Dr. Jeffreys’ writings about transsexualism have to date been highly political, based in opinion paraded as fact, and she has repeatedly said and written false and slanderous things about transsexualism in general and individual transsexual people in particular. She champions “solutions” which would make the well-established process of sex reassignment illegal. Her writing has, in the opinion of many people, clearly and repeatedly crossed the line into hate speech. She is, quite simply, on a vendetta.


Just last week she was barred from Conway Hall, the venue for the RadFem 2012 conference, on the grounds of fostering hatred and active discrimination.


In 1979 Beacon Press published feminist Janice Raymond’s The Transsexual Empire: The Making of the She-Male. Based upon her 1977 dissertation at Boston College, the work was a polemic thinly disguised as a work of science. In it, Raymond asserted that male-to-female transsexuals symbolically rape all women by the mere fact of their existence. She (as does Jeffreys) deliberately misused pronouns, using them as weapons. Like Jeffreys, she argued for an end to sex reassignment—and she embarked on a tour of government agencies and insurance companies to accomplish just that end. Thankfully, her project was never fully successful, but it did create immense suffering and damage, effectively restricting thousands of people from access to even basic healthcare.


Last month Ms. Denny had the opportunity of reading Raymond’s original dissertation. To her surprise the Method section gave no demographic information about her supposed subjects (the very existence of these subjects has been debated). There were no protocols for her interviews. And yet Empire had a profound effect on transsexualism, playing a huge role in lack of coverage by insurance companies and the formulation of transgender-unfriendly policies by the federal government. Even now, after more than 30 years, the original federal directives remain in effect and have never been reviewed.


We find it distressing that Dr. Jeffreys has expressed her admiration of Raymond’s work—and even more distressing that her co-author was only recently her graduate student. We see disturbing potential for Dr. Jeffreys’ work to be little more than an update of Raymond’s screed, and we fear it will have disastrous consequences for transsexual and other transgendered people—as individuals.

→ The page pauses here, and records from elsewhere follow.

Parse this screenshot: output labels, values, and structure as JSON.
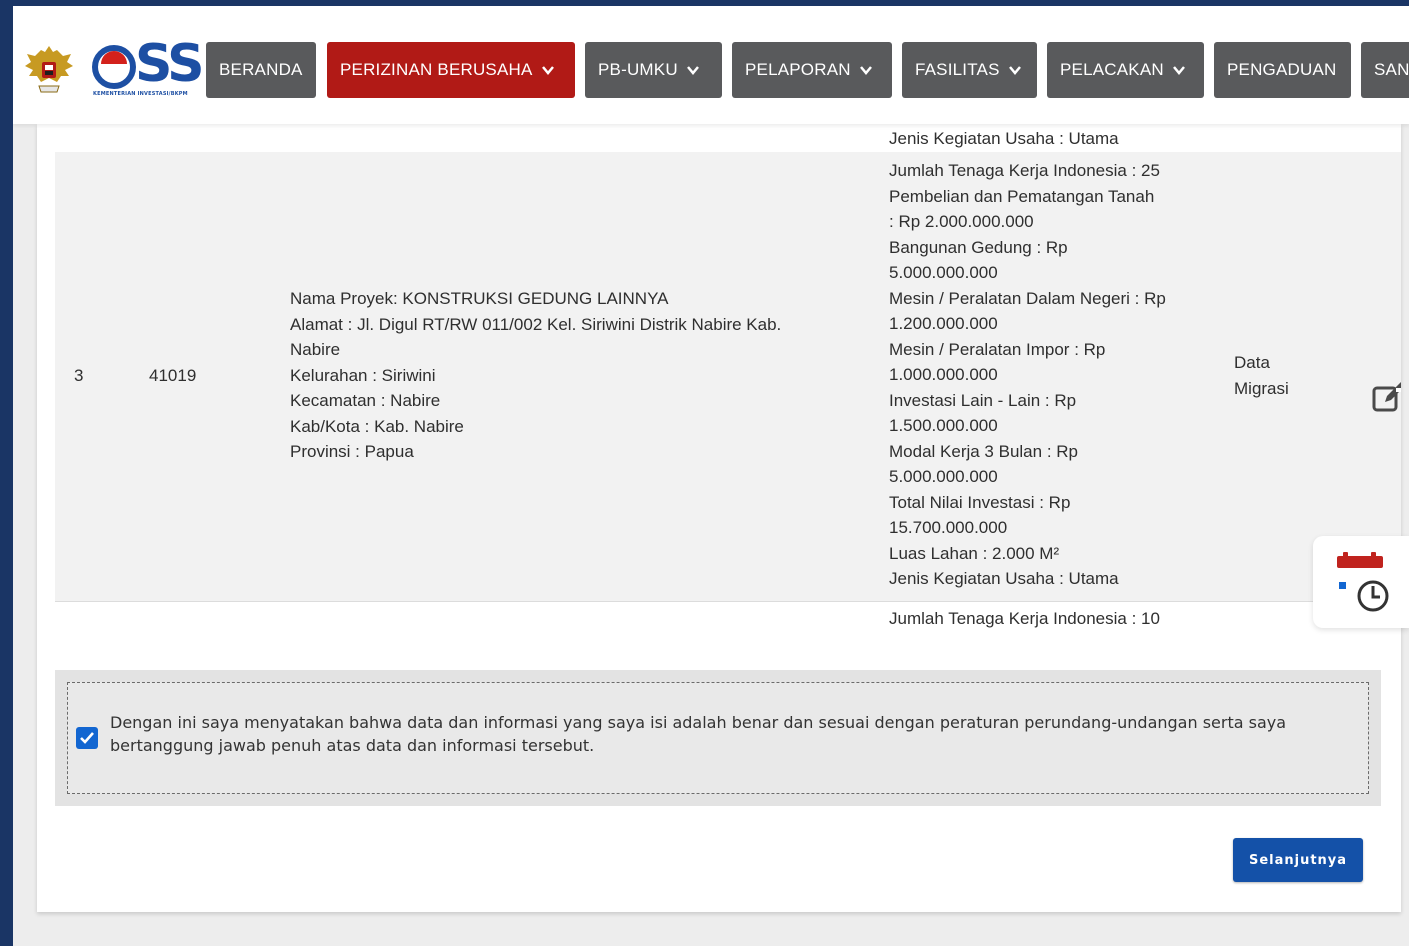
{
  "navbar": {
    "logo_text": "OSS",
    "logo_subtext": "KEMENTERIAN INVESTASI/BKPM",
    "items": [
      {
        "label": "BERANDA",
        "dropdown": false,
        "active": false
      },
      {
        "label": "PERIZINAN BERUSAHA",
        "dropdown": true,
        "active": true
      },
      {
        "label": "PB-UMKU",
        "dropdown": true,
        "active": false
      },
      {
        "label": "PELAPORAN",
        "dropdown": true,
        "active": false
      },
      {
        "label": "FASILITAS",
        "dropdown": true,
        "active": false
      },
      {
        "label": "PELACAKAN",
        "dropdown": true,
        "active": false
      },
      {
        "label": "PENGADUAN",
        "dropdown": false,
        "active": false
      },
      {
        "label": "SAN",
        "dropdown": false,
        "active": false
      }
    ]
  },
  "table": {
    "previous_row_tail": "Jenis Kegiatan Usaha : Utama",
    "row": {
      "no": "3",
      "kbli": "41019",
      "location_lines": [
        "Nama Proyek: KONSTRUKSI GEDUNG LAINNYA",
        "Alamat : Jl. Digul RT/RW 011/002 Kel. Siriwini Distrik Nabire Kab.",
        "Nabire",
        "Kelurahan : Siriwini",
        "Kecamatan : Nabire",
        "Kab/Kota : Kab. Nabire",
        "Provinsi : Papua"
      ],
      "investment_lines": [
        "Jumlah Tenaga Kerja Indonesia : 25",
        "Pembelian dan Pematangan Tanah",
        ": Rp 2.000.000.000",
        "Bangunan Gedung : Rp",
        "5.000.000.000",
        "Mesin / Peralatan Dalam Negeri : Rp",
        "1.200.000.000",
        "Mesin / Peralatan Impor : Rp",
        "1.000.000.000",
        "Investasi Lain - Lain : Rp",
        "1.500.000.000",
        "Modal Kerja 3 Bulan : Rp",
        "5.000.000.000",
        "Total Nilai Investasi : Rp",
        "15.700.000.000",
        "Luas Lahan : 2.000 M²",
        "Jenis Kegiatan Usaha : Utama"
      ],
      "status_lines": [
        "Data",
        "Migrasi"
      ],
      "action_icon": "edit-icon"
    },
    "next_row_head": "Jumlah Tenaga Kerja Indonesia : 10"
  },
  "declaration": {
    "checked": true,
    "text": "Dengan ini saya menyatakan bahwa data dan informasi yang saya isi adalah benar dan sesuai dengan peraturan perundang-undangan serta saya bertanggung jawab penuh atas data dan informasi tersebut."
  },
  "next_button": {
    "label": "Selanjutnya"
  },
  "float_widget": {
    "icon": "calendar-clock-icon"
  },
  "colors": {
    "frame": "#1a3565",
    "nav_button": "#595a5c",
    "nav_active": "#b11a16",
    "brand_blue": "#1d4fa3",
    "primary_button": "#1451a8",
    "checkbox": "#1266d1"
  }
}
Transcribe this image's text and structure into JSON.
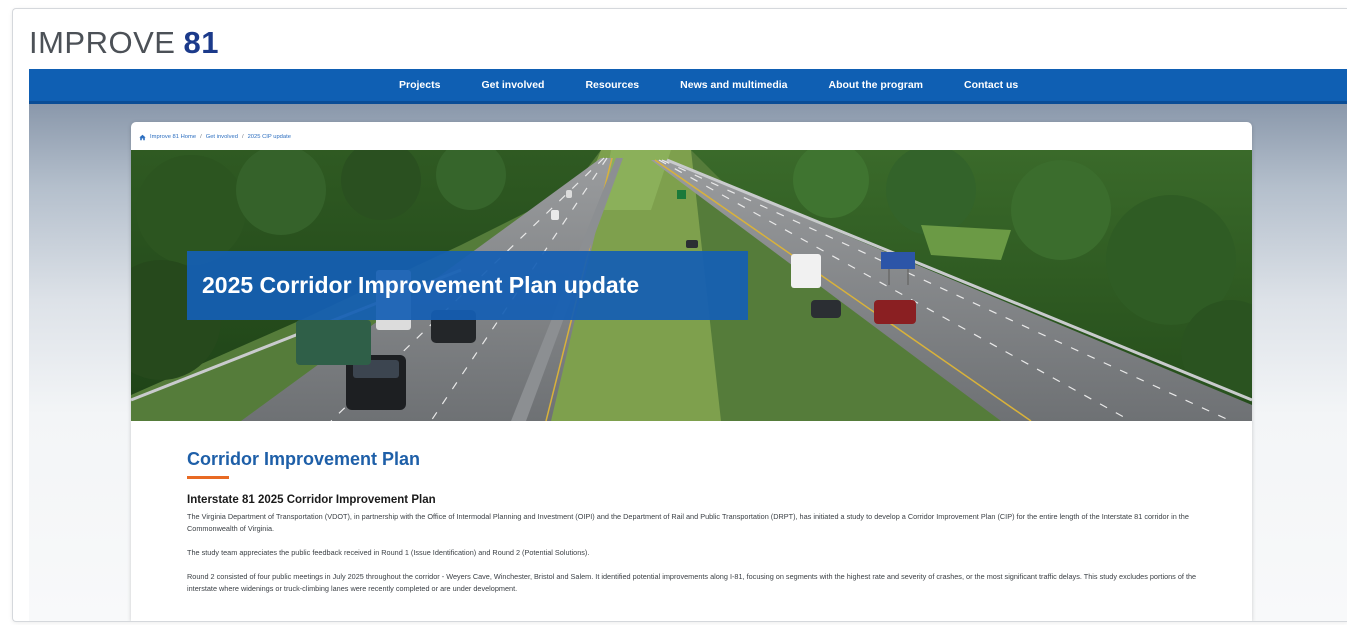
{
  "logo": {
    "word": "IMPROVE",
    "number": "81"
  },
  "nav": {
    "items": [
      {
        "label": "Projects"
      },
      {
        "label": "Get involved"
      },
      {
        "label": "Resources"
      },
      {
        "label": "News and multimedia"
      },
      {
        "label": "About the program"
      },
      {
        "label": "Contact us"
      }
    ]
  },
  "breadcrumb": {
    "home": "Improve 81 Home",
    "separator": "/",
    "parent": "Get involved",
    "current": "2025 CIP update"
  },
  "hero": {
    "title": "2025 Corridor Improvement Plan update"
  },
  "content": {
    "heading": "Corridor Improvement Plan",
    "subheading": "Interstate 81 2025 Corridor Improvement Plan",
    "paragraphs": [
      "The Virginia Department of Transportation (VDOT), in partnership with the Office of Intermodal Planning and Investment (OIPI) and the Department of Rail and Public Transportation (DRPT), has initiated a study to develop a Corridor Improvement Plan (CIP) for the entire length of the Interstate 81 corridor in the Commonwealth of Virginia.",
      "The study team appreciates the public feedback received in Round 1 (Issue Identification) and Round 2 (Potential Solutions).",
      "Round 2 consisted of four public meetings in July 2025 throughout the corridor - Weyers Cave, Winchester, Bristol and Salem. It identified potential improvements along I-81, focusing on segments with the highest rate and severity of crashes, or the most significant traffic delays. This study excludes portions of the interstate where widenings or truck-climbing lanes were recently completed or are under development."
    ]
  },
  "colors": {
    "nav_bg": "#0f5fb3",
    "logo_number": "#1b3a8a",
    "heading": "#1e5fa8",
    "accent_underline": "#e86a23",
    "hero_title_box": "#145fb4"
  },
  "icons": {
    "breadcrumb_home": "home-icon"
  }
}
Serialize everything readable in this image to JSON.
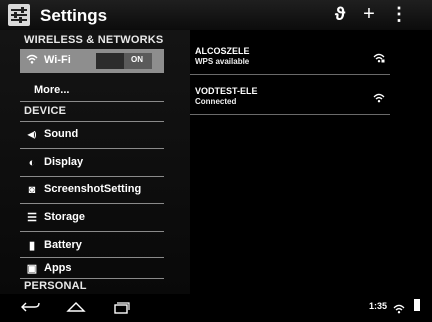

We are morally certain Dr. Jeffreys will use Gender Hurts as a political weapon to attack transsexualism and transsexuals, and I urge Routledge and its parent companies Taylor & Francis, Inc., and Informa to ensure the following, at minimum:


1. That the work is rigorously based on empirical data (with no calls for action that are not evidence-based).


2. That the editor(s) establish and maintain correspondence with the World Professional Association for Transgender Health, the organization for medical and mental health professionals, to ensure #1, above—and moreover establish relationships with at least six medical and mental health professionals in the field so they can provide written feedback on the manuscript.


3. That the use of pronouns be controlled. I suggest the authors be required to write in accordance with the Associated Press Stylebook and relative to the lived experience of any transsexuals or other transgendered individuals discussed. They should not be allowed to see-saw between masculine and feminine pronouns, which a clever writer can do while adhering to the Stylebook’s standard.


4. That the authors not be permitted to libel any individuals they discuss—and indeed, that they should NOT be allowed to discuss individuals who are not by public figures by virtue of their writing or politics.


5. That the editor(s) require the work to have scientific validity and disallow any non-evidence based politicizing.


6. That the manuscript be rigorously policed to remove hate speech, slurs, and defamation.


We doubt those six points will be enough. We would like to further suggest that Routledge withdraw the work and seek a more rational, informed, and balanced author on the same subject. Please know we are not alone in our grave concerns about this book and about Dr. Jeffreys in general.


A response to this letter would be greatly appreciated. Thank you for your consideration.



Ms. Dallas Denny, M.A., L.P.E. (Ret.)

Pine Lake, GA

Mr. Jamison Green, Ph.D.

Union City, CA